2. Get out there
While you are likely to have a support system at home, it is important to solidify one at college as well. Get to know your roommates, classmates, and others on campus as they may be in the same exact position as you. Together you can make new friends, participate in school activities and clubs, or get to know your new town. It is a good idea to explore and familiarize yourself with your new environment even if you do so by yourself. Research suggests that homesick individuals are missing some key components: the primary one being activities. Branching out to try new experiences and activities, through your school or on your own, can provide a positive distraction and an opportunity to meet new people.
3. Make your new home a second home
Whether you are living in a dorm or an apartment, you should try to make yourself comfortable there. Decorating your room with throw pillows or a comfy blanket or hanging up posters of your favorite bands, pictures of your high school friends and family, or a replica of a favorite painting can help you feel more at ease in your new space. You and your roommates can collectively decorate your common space as well, an activity that may help you get to know them and their boundaries when it comes to your common space. Your space should feel comfortable. Here are some tips if you’re not sure where to start.
4. Stay connected with family and loved ones (In Moderation)
While you may be physically away from home, you can easily stay connected to your support system back home by texting, calling, and face-timing. It’s important, however, to moderate how much you communicate with your loved ones back home. You don’t want to rely solely on their communication for support and comfort. According to Psychology Today, “to live mindfully, to fully occupy your present moment, you need to limit the degree to which you keep yourself actively involved in the day-to-day life of a place where you no longer live.” It might make it more difficult to thoroughly enjoy and settle into your independence when you are constantly talking to your loved ones back home, as this can exacerbate your nostalgia. Make sure to find a communication schedule that works best for you. Remember: everything in moderation.
If you’re homesick during the holidays
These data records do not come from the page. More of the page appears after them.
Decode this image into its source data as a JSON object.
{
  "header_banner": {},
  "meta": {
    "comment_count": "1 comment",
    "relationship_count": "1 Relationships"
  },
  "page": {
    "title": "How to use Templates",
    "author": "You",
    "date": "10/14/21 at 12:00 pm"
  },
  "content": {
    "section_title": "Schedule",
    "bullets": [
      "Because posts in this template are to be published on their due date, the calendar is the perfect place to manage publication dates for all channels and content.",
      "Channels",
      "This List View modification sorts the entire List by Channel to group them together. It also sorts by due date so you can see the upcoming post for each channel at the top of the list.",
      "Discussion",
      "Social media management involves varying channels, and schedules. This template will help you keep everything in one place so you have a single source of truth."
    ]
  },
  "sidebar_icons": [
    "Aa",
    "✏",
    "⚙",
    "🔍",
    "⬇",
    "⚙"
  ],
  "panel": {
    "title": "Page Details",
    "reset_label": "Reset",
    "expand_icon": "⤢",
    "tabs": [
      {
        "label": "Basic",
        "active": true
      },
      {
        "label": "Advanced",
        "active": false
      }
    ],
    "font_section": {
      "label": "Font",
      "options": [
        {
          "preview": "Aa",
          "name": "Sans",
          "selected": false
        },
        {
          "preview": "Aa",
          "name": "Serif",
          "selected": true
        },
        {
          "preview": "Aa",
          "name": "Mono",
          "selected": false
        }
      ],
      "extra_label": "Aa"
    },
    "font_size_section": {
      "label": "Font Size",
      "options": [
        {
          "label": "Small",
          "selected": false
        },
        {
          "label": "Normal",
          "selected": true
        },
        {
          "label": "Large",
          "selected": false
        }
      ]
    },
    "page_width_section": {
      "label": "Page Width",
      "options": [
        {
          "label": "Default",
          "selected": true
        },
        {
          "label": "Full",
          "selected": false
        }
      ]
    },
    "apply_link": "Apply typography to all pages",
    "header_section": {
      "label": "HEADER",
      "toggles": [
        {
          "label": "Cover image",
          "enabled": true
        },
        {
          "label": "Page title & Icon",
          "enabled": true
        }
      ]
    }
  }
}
Being away from home can be particularly difficult during holidays. This can happen if you’re attending college far from home or studying or traveling abroad during a holiday. If you find yourself in this situation, consider accepting invitations to spend holidays with friends and their families if this is an option. If not, take time to volunteer in the community, attend family celebrations virtually, check out local holiday events, concerts or activities, reach out to community groups, or do something that you really enjoy, such as taking a bubble bath, venturing out on a hike, going out to dinner, or indulging in a movie marathon.
Perhaps you observe a holiday unfamiliar to those around you. If so, consider hosting your own holiday party or event, including traditional foods, decorations, and music.
If you feel homesick, don’t dismiss it, but rather address it with some of these tips. Homesickness is a normal experience that can affect anyone, young or old, who is away from home. It takes time to fall into your own groove, so be sure to have patience and trust the process. Accepting your feelings and focusing on the positive aspects of college can be key to dealing with being homesick.